In essence this is what the Washington Examiner did Monday when they allowed the Yeas & Nays column to explain away their reporting that Philadelphia Eagles quarterback Vince Young appeared at L2 Lounge. They wrote, “This was just another appearance by an impostor whose been trying to scam people in D.C. and Philadelphia.”
In other words, the Examiner erred in printing the item. Sure it happens. Even some reporters were fooled by underage “girls” claiming to have had online interactions with ex-Rep. Anthony Weiner (D-N.Y.) and we know how horribly that turned out until the NYT unearthed the truth.
As Editor Stephen Smith explains it, the newspaper was fooled back on Sept. 11. “However on Monday it came to our attention that this was just another appearance by an impostor who’s been trying to scam people in D.C. and Philadelphia. It seems to me that we were pretty clear about having been snookered by this guy. Other people who fell for his patter included hospital personnel, assorted women, various celebrities.” He concluded, “All in all, I think the Yeas & Nays team handled the hoax responsibly and forthrightly.” (See Smith’s timeline after jump…)
An explanation of how an impersonator duped them might be interesting in addition to this three-sentence correction: “On Sept. 11, Yeas & Nays reported that Vince Young appeared at the L2 Lounge Saturday night. He was not. It wasn’t him.”
Here we have fake nails. Can you tell the difference between these honkers and au natural?
Stephen Smith’s Timeline
Sept. 9 – A man pretending to be Vince Young shows up at L2, poses for pictures with birthday girl Jana Sedlakova.

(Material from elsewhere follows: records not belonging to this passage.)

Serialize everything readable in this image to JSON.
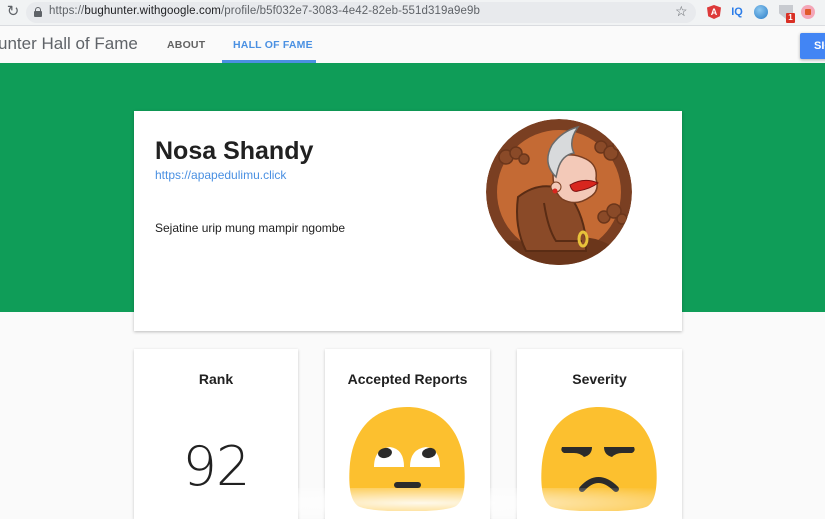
{
  "browser": {
    "url_scheme": "https://",
    "url_host": "bughunter.withgoogle.com",
    "url_path": "/profile/b5f032e7-3083-4e42-82eb-551d319a9e9b",
    "extension_badge": "1",
    "extension_iq_label": "IQ"
  },
  "header": {
    "title": "unter Hall of Fame",
    "tabs": [
      {
        "label": "ABOUT",
        "active": false
      },
      {
        "label": "HALL OF FAME",
        "active": true
      }
    ],
    "signin_label": "SIGN IN"
  },
  "profile": {
    "name": "Nosa Shandy",
    "website": "https://apapedulimu.click",
    "bio": "Sejatine urip mung mampir ngombe",
    "avatar": "wayang-semar-illustration"
  },
  "stats": [
    {
      "label": "Rank",
      "value": "92"
    },
    {
      "label": "Accepted Reports",
      "icon": "face-with-rolling-eyes-emoji"
    },
    {
      "label": "Severity",
      "icon": "unamused-face-emoji"
    }
  ],
  "colors": {
    "banner_green": "#0f9d58",
    "accent_blue": "#4a90e2",
    "signin_blue": "#4285f4",
    "emoji_yellow": "#fcc02f"
  }
}
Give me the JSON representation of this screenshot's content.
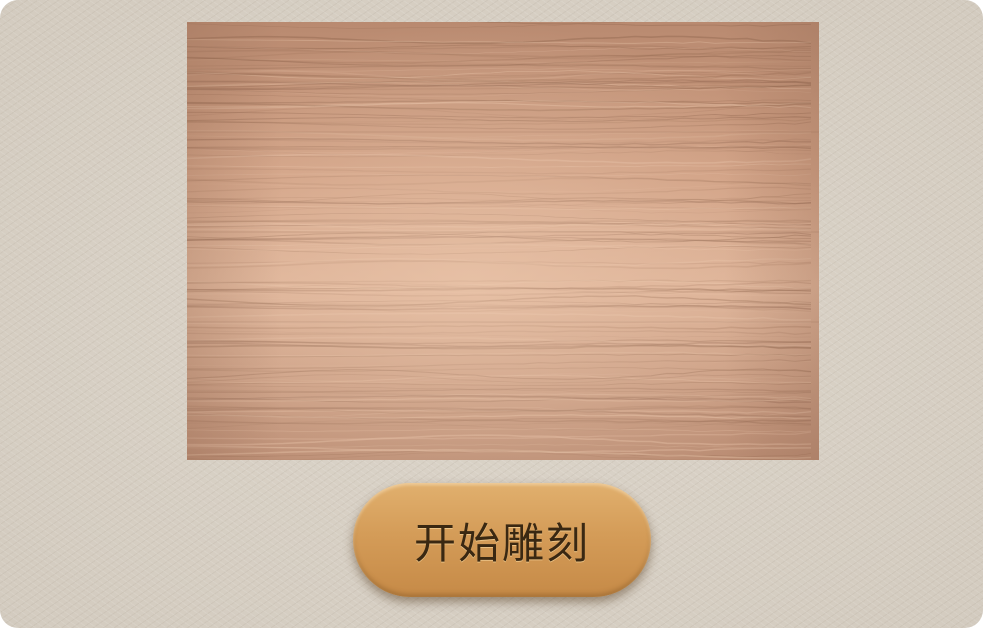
{
  "app": {
    "background_color": "#d8d1c6"
  },
  "board": {
    "icon": "wood-texture-image",
    "base_color": "#c89a7f",
    "light_color": "#e2bda2",
    "dark_color": "#a87c64"
  },
  "action": {
    "label": "开始雕刻",
    "icon": "none",
    "color": "#d49c58"
  }
}
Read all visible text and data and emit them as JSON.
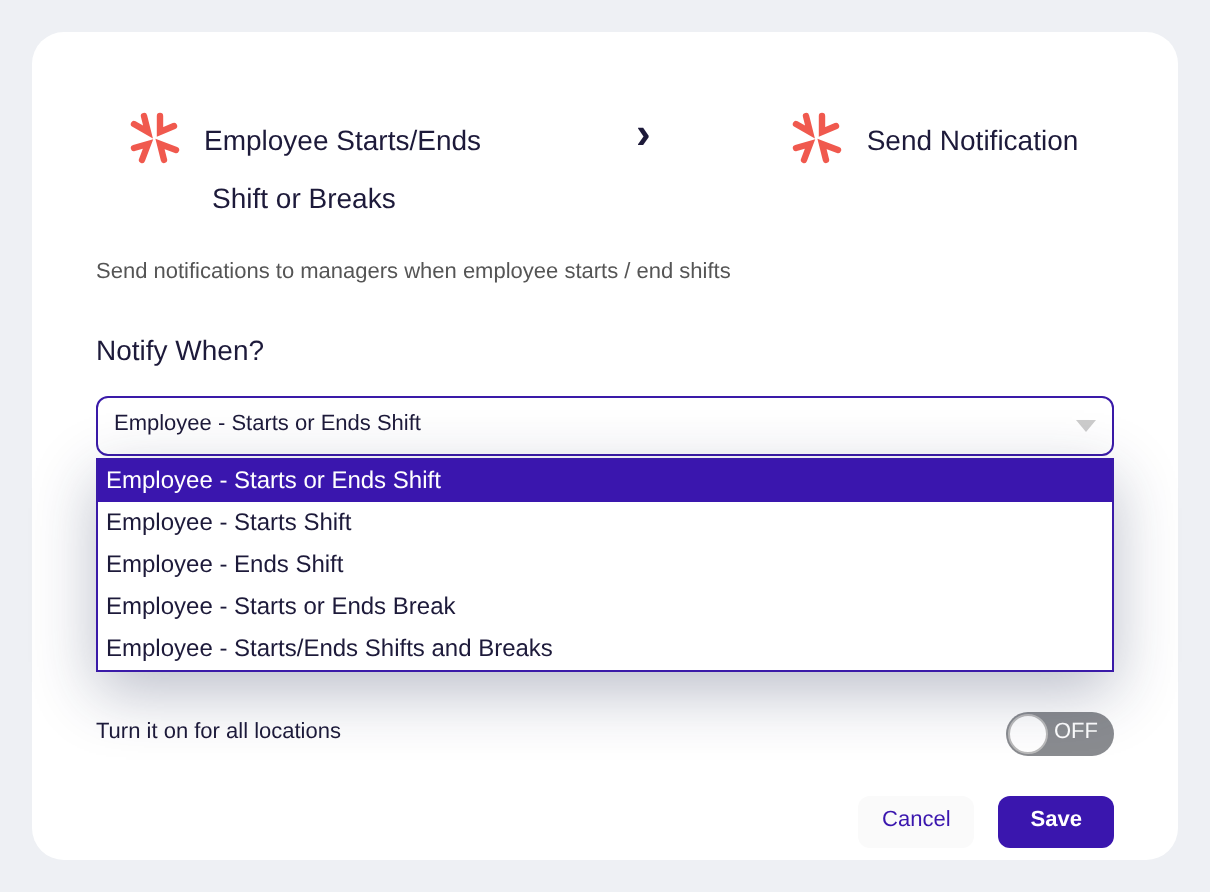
{
  "steps": [
    {
      "label": "Employee Starts/Ends",
      "label_line2": "Shift or Breaks"
    },
    {
      "label": "Send Notification"
    }
  ],
  "separator": "›",
  "description": "Send notifications to managers when employee starts / end shifts",
  "notify": {
    "label": "Notify When?",
    "value": "Employee - Starts or Ends Shift",
    "expanded": true,
    "options": [
      {
        "label": "Employee - Starts or Ends Shift",
        "selected": true
      },
      {
        "label": "Employee - Starts Shift",
        "selected": false
      },
      {
        "label": "Employee - Ends Shift",
        "selected": false
      },
      {
        "label": "Employee - Starts or Ends Break",
        "selected": false
      },
      {
        "label": "Employee - Starts/Ends Shifts and Breaks",
        "selected": false
      }
    ]
  },
  "all_locations": {
    "label": "Turn it on for all locations",
    "on": false,
    "state_text": "OFF"
  },
  "buttons": {
    "cancel": "Cancel",
    "save": "Save"
  }
}
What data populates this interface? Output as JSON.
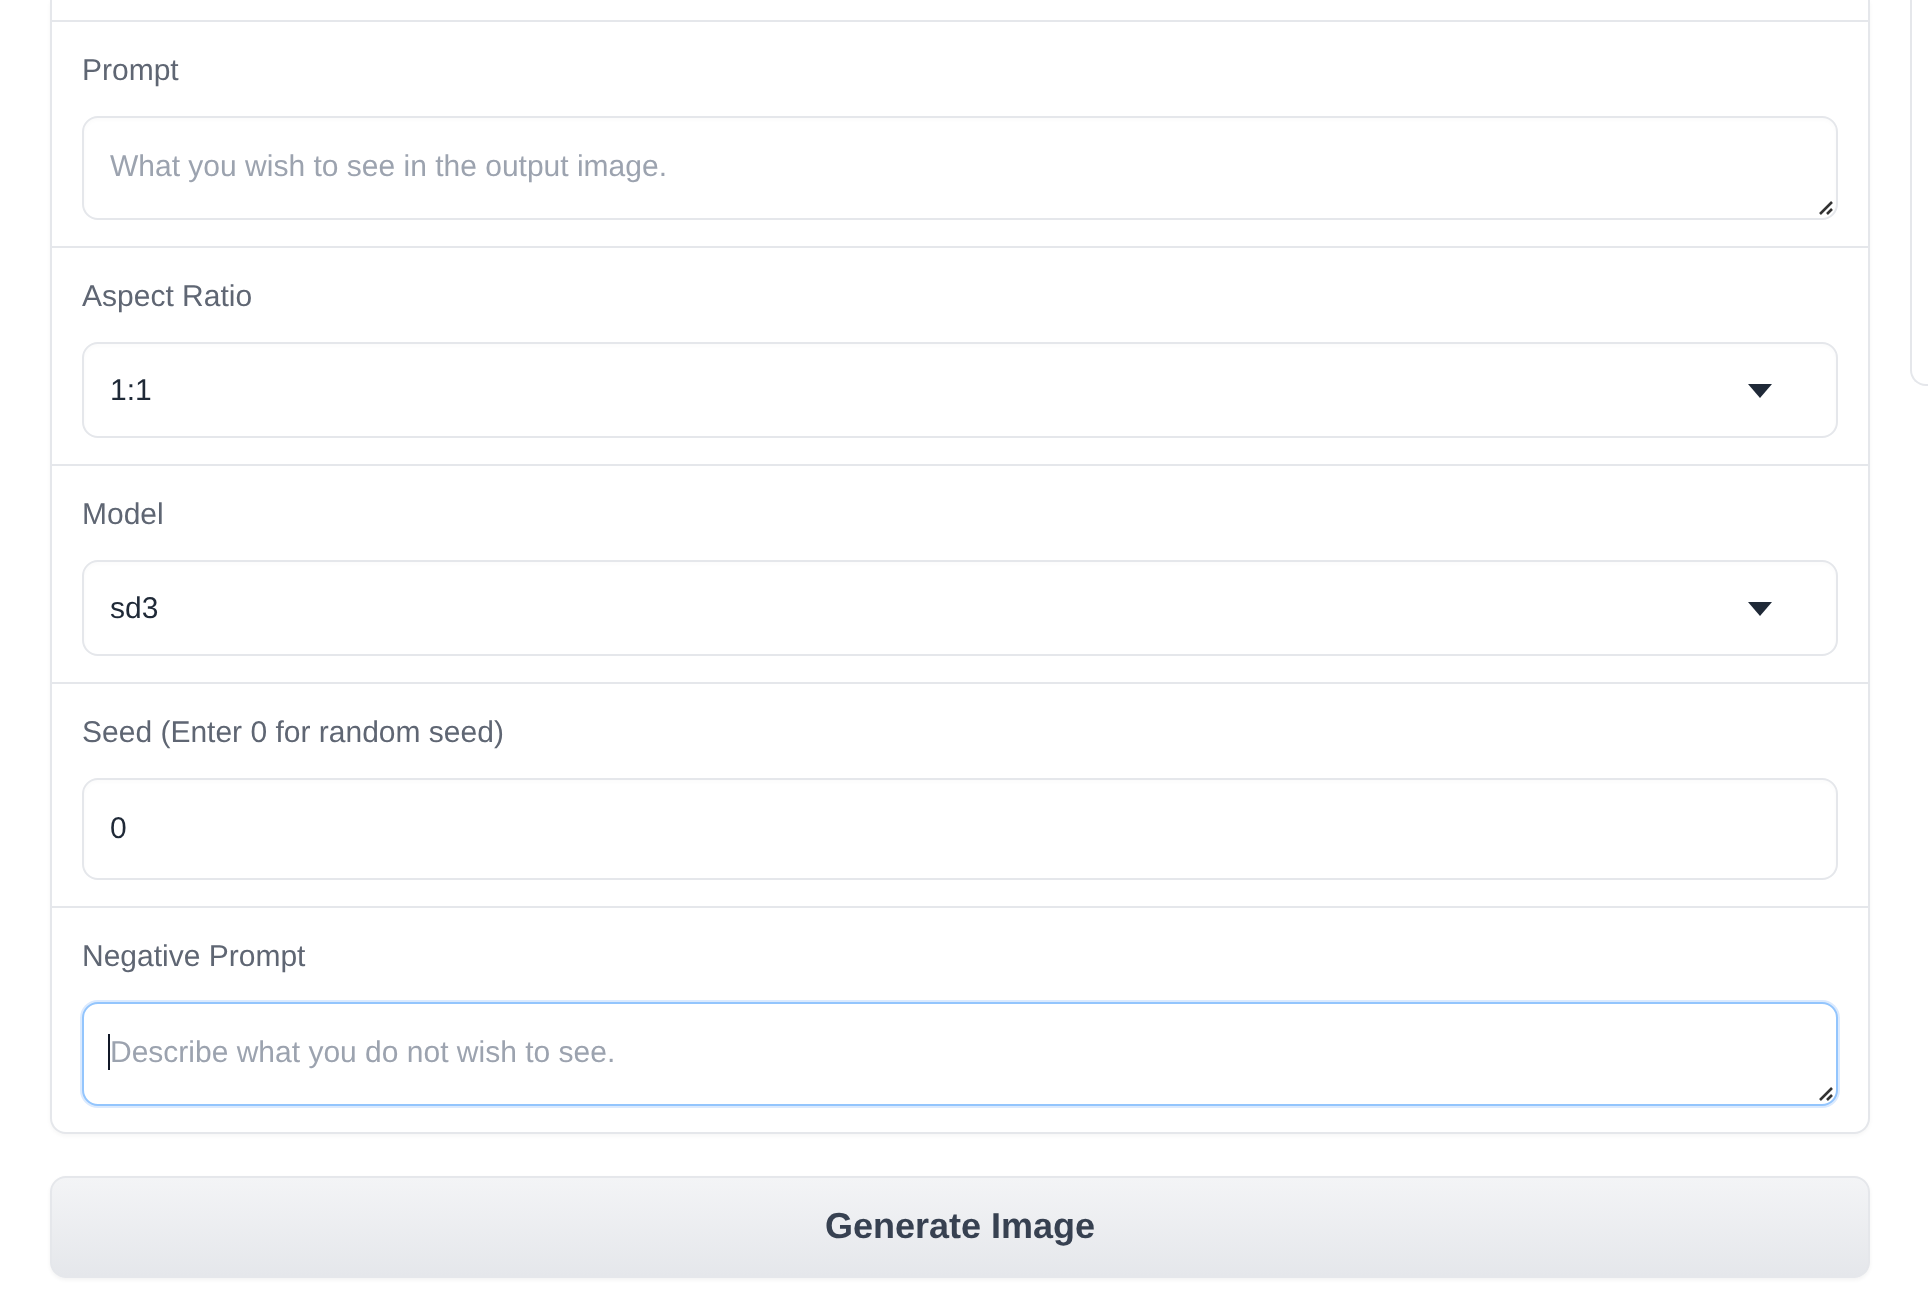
{
  "fields": [
    {
      "kind": "textarea",
      "label": "Prompt",
      "placeholder": "What you wish to see in the output image.",
      "focused": false
    },
    {
      "kind": "dropdown",
      "label": "Aspect Ratio",
      "value": "1:1",
      "focused": false
    },
    {
      "kind": "dropdown",
      "label": "Model",
      "value": "sd3",
      "focused": false
    },
    {
      "kind": "textbox",
      "label": "Seed (Enter 0 for random seed)",
      "value": "0",
      "focused": false
    },
    {
      "kind": "textarea",
      "label": "Negative Prompt",
      "placeholder": "Describe what you do not wish to see.",
      "focused": true
    }
  ],
  "button": {
    "label": "Generate Image"
  }
}
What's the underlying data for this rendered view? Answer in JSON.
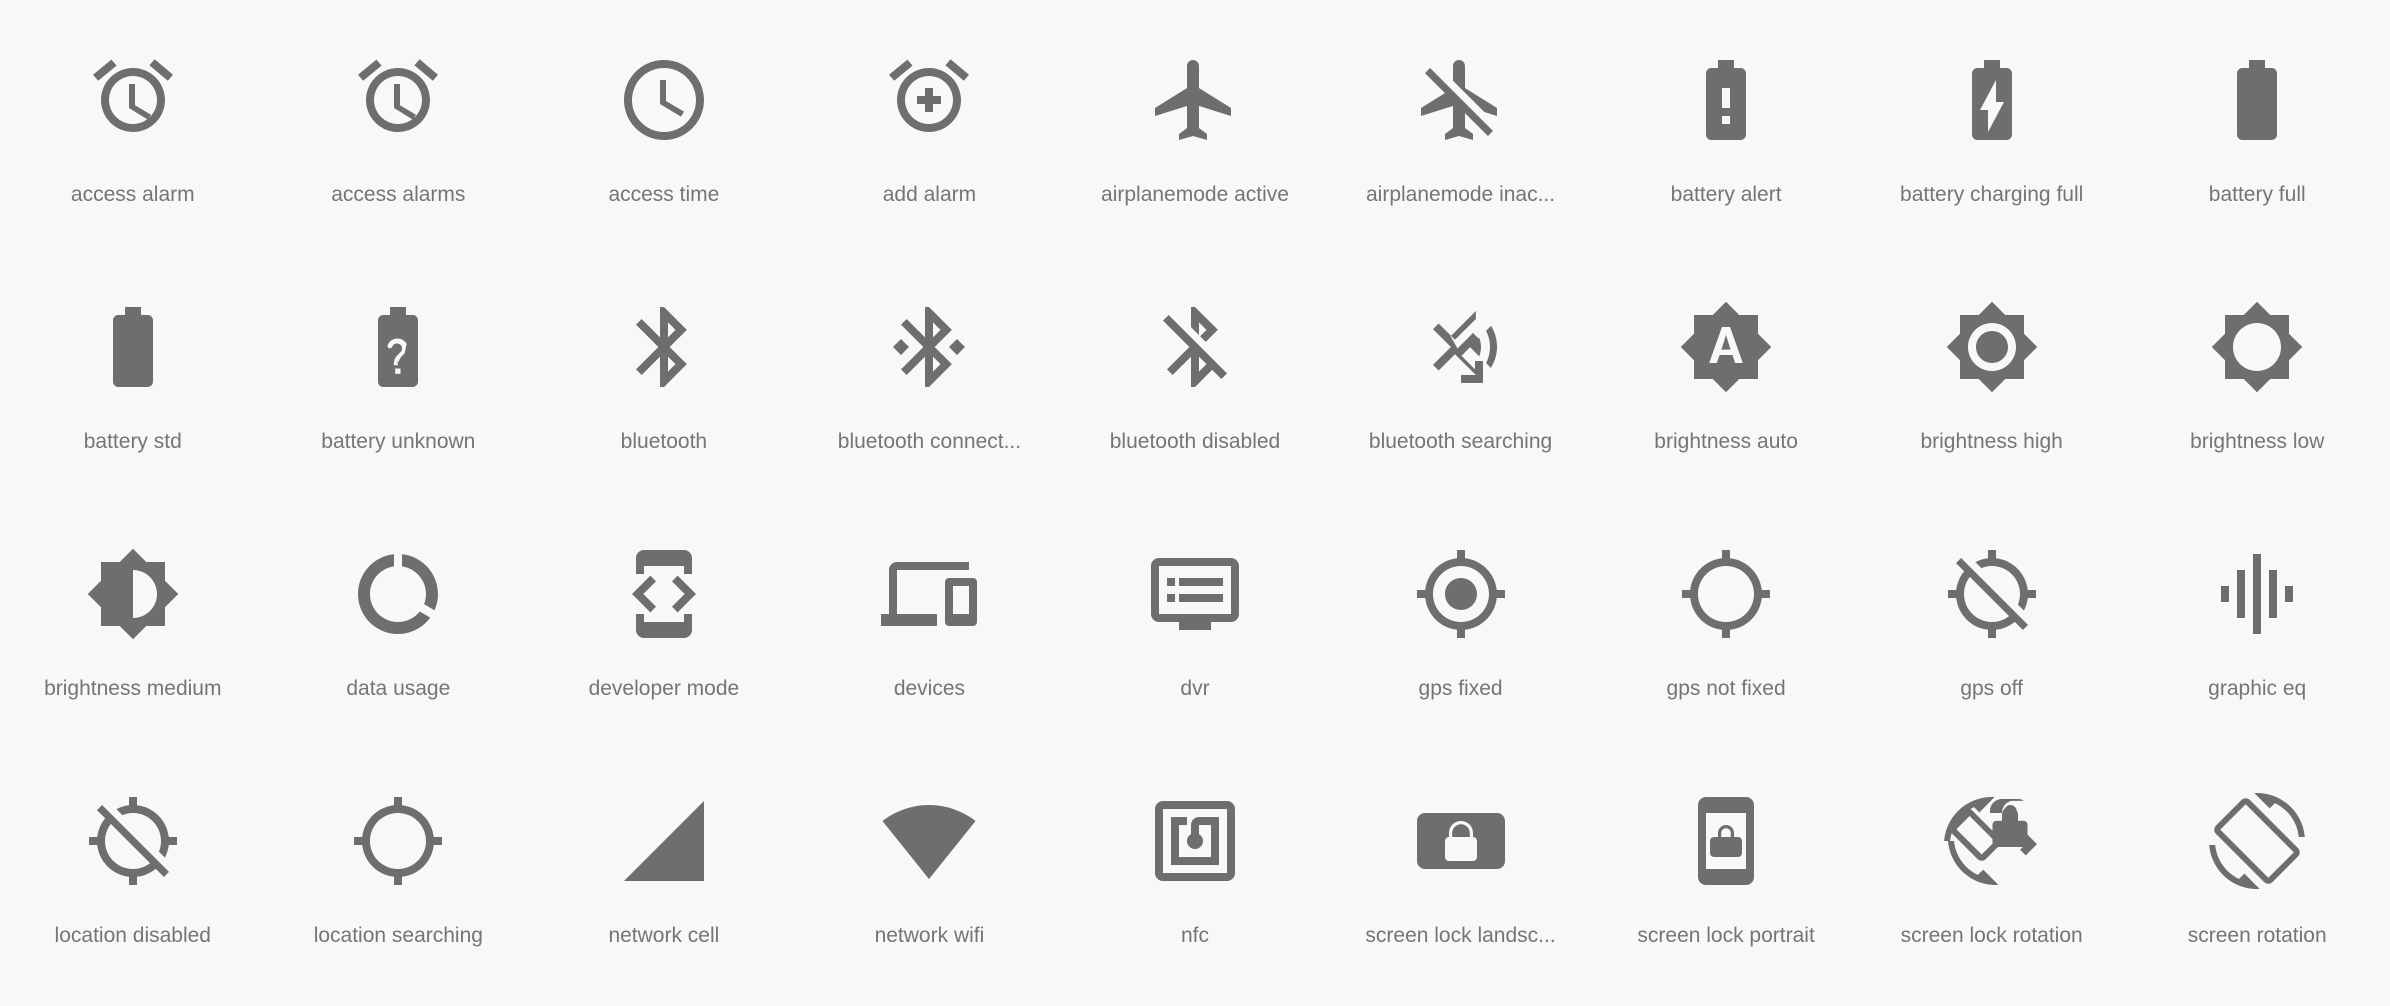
{
  "gallery": {
    "background_color": "#f8f8f8",
    "icon_color": "#6e6e6e",
    "label_color": "#757575",
    "columns": 9,
    "rows": 4,
    "icons": [
      {
        "label": "access alarm",
        "icon_name": "access-alarm-icon"
      },
      {
        "label": "access alarms",
        "icon_name": "access-alarms-icon"
      },
      {
        "label": "access time",
        "icon_name": "access-time-icon"
      },
      {
        "label": "add alarm",
        "icon_name": "add-alarm-icon"
      },
      {
        "label": "airplanemode active",
        "icon_name": "airplanemode-active-icon"
      },
      {
        "label": "airplanemode inac...",
        "icon_name": "airplanemode-inactive-icon"
      },
      {
        "label": "battery alert",
        "icon_name": "battery-alert-icon"
      },
      {
        "label": "battery charging full",
        "icon_name": "battery-charging-full-icon"
      },
      {
        "label": "battery full",
        "icon_name": "battery-full-icon"
      },
      {
        "label": "battery std",
        "icon_name": "battery-std-icon"
      },
      {
        "label": "battery unknown",
        "icon_name": "battery-unknown-icon"
      },
      {
        "label": "bluetooth",
        "icon_name": "bluetooth-icon"
      },
      {
        "label": "bluetooth connect...",
        "icon_name": "bluetooth-connected-icon"
      },
      {
        "label": "bluetooth disabled",
        "icon_name": "bluetooth-disabled-icon"
      },
      {
        "label": "bluetooth searching",
        "icon_name": "bluetooth-searching-icon"
      },
      {
        "label": "brightness auto",
        "icon_name": "brightness-auto-icon"
      },
      {
        "label": "brightness high",
        "icon_name": "brightness-high-icon"
      },
      {
        "label": "brightness low",
        "icon_name": "brightness-low-icon"
      },
      {
        "label": "brightness medium",
        "icon_name": "brightness-medium-icon"
      },
      {
        "label": "data usage",
        "icon_name": "data-usage-icon"
      },
      {
        "label": "developer mode",
        "icon_name": "developer-mode-icon"
      },
      {
        "label": "devices",
        "icon_name": "devices-icon"
      },
      {
        "label": "dvr",
        "icon_name": "dvr-icon"
      },
      {
        "label": "gps fixed",
        "icon_name": "gps-fixed-icon"
      },
      {
        "label": "gps not fixed",
        "icon_name": "gps-not-fixed-icon"
      },
      {
        "label": "gps off",
        "icon_name": "gps-off-icon"
      },
      {
        "label": "graphic eq",
        "icon_name": "graphic-eq-icon"
      },
      {
        "label": "location disabled",
        "icon_name": "location-disabled-icon"
      },
      {
        "label": "location searching",
        "icon_name": "location-searching-icon"
      },
      {
        "label": "network cell",
        "icon_name": "network-cell-icon"
      },
      {
        "label": "network wifi",
        "icon_name": "network-wifi-icon"
      },
      {
        "label": "nfc",
        "icon_name": "nfc-icon"
      },
      {
        "label": "screen lock landsc...",
        "icon_name": "screen-lock-landscape-icon"
      },
      {
        "label": "screen lock portrait",
        "icon_name": "screen-lock-portrait-icon"
      },
      {
        "label": "screen lock rotation",
        "icon_name": "screen-lock-rotation-icon"
      },
      {
        "label": "screen rotation",
        "icon_name": "screen-rotation-icon"
      }
    ]
  }
}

Everyone from the bouncer to the publicist to the guests think that it’s the real Vince Young.
Sept. 11 – Yeas & Nays does a “sightings” on “Young” being at the club, using sources who were at the club and receiving the photo of “Young” and Sedlakova.
Sept. 19 – In the early a.m. the Examiner’s web team receives a call from a man saying he’s Vince Young and that he wants our Sept. 11 item removed from our website. I alert Y/N writers Nikki Schwab and Katy Adams. Schwab calls the man and he doesn’t answer, but then he calls her back. She talks to him about why he wants the item removed, he gives her an explanation about it being a “conflict of interest.” That was all before noon. At around 2 p.m. another reporter in the newsroom sees an item on NBC Washington that Vince Young has an impostor in the area and that’s when Yeas & Nays put the pieces together and concluded that the “Vince Young” at L2 was the impostor.